When I was in high school, it was a requirement for every student to take a final for certain courses throughout there academic career. We called these provincials, sort of like the SATs in the States in which our performance can both help and kill our chances of getting into the university that we’re aiming for. The final provincial I ever took was for an english course which focused mainly on writing narrative compositions. The essay question or prompt given was: People find pleasure in many different ways. This is what I remember I wrote, perhaps with a bit of embellishing, extra editing, the works.
She. Head down low. Avoiding the looks, the stares, the jeers. The night was over for her. Money was always scarce, but some nights, she just didn’t have the energy. She wasn’t as young as she used to be. Pretty soon the drunken laughter and the burning feeling on her cheeks that she got from men calling her “darling” and “hun” faded away. When it felt like she was alone, she lifted her head towards the moon. It was bigger than what she thought was normal, but then again, she hadn’t stopped to look at the moon in a very long time. She closed her eyes, and though it was faint, she let herself bask in the warmth of the moonlight.
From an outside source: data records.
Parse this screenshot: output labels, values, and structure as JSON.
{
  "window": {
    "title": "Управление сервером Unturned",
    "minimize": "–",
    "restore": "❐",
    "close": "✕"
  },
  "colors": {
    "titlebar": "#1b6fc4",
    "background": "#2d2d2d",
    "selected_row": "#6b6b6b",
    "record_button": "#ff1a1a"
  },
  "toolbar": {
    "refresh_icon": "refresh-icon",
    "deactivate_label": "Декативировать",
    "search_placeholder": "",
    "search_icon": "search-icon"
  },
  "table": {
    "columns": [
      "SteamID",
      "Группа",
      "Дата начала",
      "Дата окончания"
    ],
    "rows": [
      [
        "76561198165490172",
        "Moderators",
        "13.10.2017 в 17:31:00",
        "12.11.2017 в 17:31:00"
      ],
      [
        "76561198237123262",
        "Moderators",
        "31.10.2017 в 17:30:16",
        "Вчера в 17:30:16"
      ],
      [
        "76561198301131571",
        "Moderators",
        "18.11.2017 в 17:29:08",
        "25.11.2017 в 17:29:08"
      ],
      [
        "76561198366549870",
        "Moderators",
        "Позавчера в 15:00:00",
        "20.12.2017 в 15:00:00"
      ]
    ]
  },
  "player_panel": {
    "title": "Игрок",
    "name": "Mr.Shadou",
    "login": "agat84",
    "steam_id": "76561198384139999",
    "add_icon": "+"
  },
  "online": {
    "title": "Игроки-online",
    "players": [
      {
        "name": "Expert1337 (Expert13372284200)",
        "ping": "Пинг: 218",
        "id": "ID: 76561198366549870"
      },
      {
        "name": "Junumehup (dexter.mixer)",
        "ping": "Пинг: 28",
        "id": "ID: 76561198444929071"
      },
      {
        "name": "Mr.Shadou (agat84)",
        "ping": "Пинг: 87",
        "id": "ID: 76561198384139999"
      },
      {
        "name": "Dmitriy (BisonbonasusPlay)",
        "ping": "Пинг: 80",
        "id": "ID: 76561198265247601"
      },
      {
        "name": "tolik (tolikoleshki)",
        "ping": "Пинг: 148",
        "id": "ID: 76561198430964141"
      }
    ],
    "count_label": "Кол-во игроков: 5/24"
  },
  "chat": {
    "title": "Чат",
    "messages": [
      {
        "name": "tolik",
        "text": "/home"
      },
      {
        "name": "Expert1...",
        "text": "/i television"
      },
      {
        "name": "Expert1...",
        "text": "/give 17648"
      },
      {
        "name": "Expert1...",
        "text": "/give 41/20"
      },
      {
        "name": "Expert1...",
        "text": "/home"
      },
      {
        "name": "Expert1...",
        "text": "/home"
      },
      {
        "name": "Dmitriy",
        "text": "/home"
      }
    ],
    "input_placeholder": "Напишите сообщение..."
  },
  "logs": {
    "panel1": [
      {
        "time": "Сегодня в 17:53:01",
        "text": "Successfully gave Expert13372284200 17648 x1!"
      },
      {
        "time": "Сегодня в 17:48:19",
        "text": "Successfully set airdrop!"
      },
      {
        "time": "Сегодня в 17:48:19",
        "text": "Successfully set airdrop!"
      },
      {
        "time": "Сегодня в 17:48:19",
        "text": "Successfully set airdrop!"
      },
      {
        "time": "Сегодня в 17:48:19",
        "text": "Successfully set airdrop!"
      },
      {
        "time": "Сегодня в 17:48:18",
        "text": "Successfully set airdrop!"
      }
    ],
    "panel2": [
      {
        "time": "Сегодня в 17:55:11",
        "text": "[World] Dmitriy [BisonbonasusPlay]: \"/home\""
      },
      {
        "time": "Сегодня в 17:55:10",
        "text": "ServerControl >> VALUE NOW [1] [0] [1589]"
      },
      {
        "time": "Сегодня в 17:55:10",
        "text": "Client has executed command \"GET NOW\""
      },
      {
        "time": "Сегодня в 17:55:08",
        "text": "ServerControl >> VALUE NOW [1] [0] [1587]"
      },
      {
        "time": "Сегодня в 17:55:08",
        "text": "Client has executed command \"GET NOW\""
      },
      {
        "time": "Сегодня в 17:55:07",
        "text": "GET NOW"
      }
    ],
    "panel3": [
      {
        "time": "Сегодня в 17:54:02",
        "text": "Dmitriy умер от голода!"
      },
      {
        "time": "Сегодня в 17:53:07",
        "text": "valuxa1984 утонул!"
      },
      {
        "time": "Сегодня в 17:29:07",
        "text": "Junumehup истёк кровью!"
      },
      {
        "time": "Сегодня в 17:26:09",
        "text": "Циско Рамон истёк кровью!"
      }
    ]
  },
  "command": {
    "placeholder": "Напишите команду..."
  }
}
She took a deep breath and slowly reopened her eyes back to reality. The street was quiet as she began to move forward. Her shoes made a distinct clacking noise that made her feel exposed in the dark. Without trying to sound nervous, she slightly increased her pace, but the clacking noise followed her. She looked around for anything to focus her gaze on. Turning to her right, she looked towards the river. Her focus was caught on a silver shining figure that looked like it was drowning beneath the waves. The moon had once again claimed her attention. It looked peaceful, like it was accepting its fate. She shed a slight tear and quietly commented on their similarities. She looked back up to the moon, and made a wish on the surrounding stars that one day she could become like the moon, a beautiful figure that with a single glance, would cast awe into the hearts of the people. She hated how she saw herself now: an imperfect reflection with countless flaws, drowning under the waves of life.
She turned back towards her way home, getting further and further away from the river’s edge. She approached a street with various streetlights. Some of them were in working order, others appeared to be broken, and others still would blink on and off in an unpredictable pattern. She tried her best to stay under the lights of those whose beams were constant by weaving in and around the lights that appeared the strongest. All throughout however, something about her surroundings seemed off. Her footsteps didn’t seem to match when her feet landed anymore and sometimes when she stopped, she could swear she heard an extra CLACK. She decided that her nerves were just getting to her and that everything was just in her imagination. Though her path was methodical, eventually she came across a flickering light. She was never afraid of the dark, but tonight was different. Something about her surroundings evoked a sense a fear.
With her first step forward, the light turned off. She paused for a second, deciding whether or not she should move forward, or wait for the light to turn back on. While she was still deciding, she heard an all too familiar sound. CLACK CLACK CLACK. The steady rhythm was quiet at first, but she could hear it approaching her. She stayed where she was and begged the light to stay off. The light however had other ideas. When the clacking sound seemed to be the loudest, the lights turned back on. She saw the woman whom the the clacking noises belonged to. She immediately thought of the moon and the reflection. The two looked at each other for a brief moment. The woman gave a genuine smile and She, a slight nod, and then they brushed past one another.
She thought about the woman. The two of them looked the same. Messy makeup, and ruffled up hair indicated a night of regret. Their clothes gave insight to their social class, and the negative stereotype associated with it. Though something between them was different. The woman was clearly the moon, but She, She was the reflection.The night was quiet again, her footsteps didn’t seem off anymore and she finally felt at peace. When she had arrived at her building, she felt a gush of relief. She slowly climbed the steps, whispered a well-natured “good night” to her landlord and continued to the top floor. She entered her tiny room, closed her eyes, and imagined her existence away.
She. The morning was sunny. It’s rays filled her with far more energy and warmth than the moon did, but it lacked the mystery and beauty that the moon possessed. She laid in bed for a little while, but eventually, she got up and dressed to leave the building. She decided to take the same path that she had walked the night before. She couldn’t look up anymore because of the blinding sun, but she tried her best to at least keep her head up high. In the distance, she saw a small crowd gathering. People were crying and someone was calling for the police. She approached the crowd and broke through to the middle. There lying on the ground was the woman from the night before. There was blood all around her that seemed to poor out from her neck. The woman still had the smile that She had seen the previous night, however, something was different. On the forehead of the woman, someone had carved in a word: MOON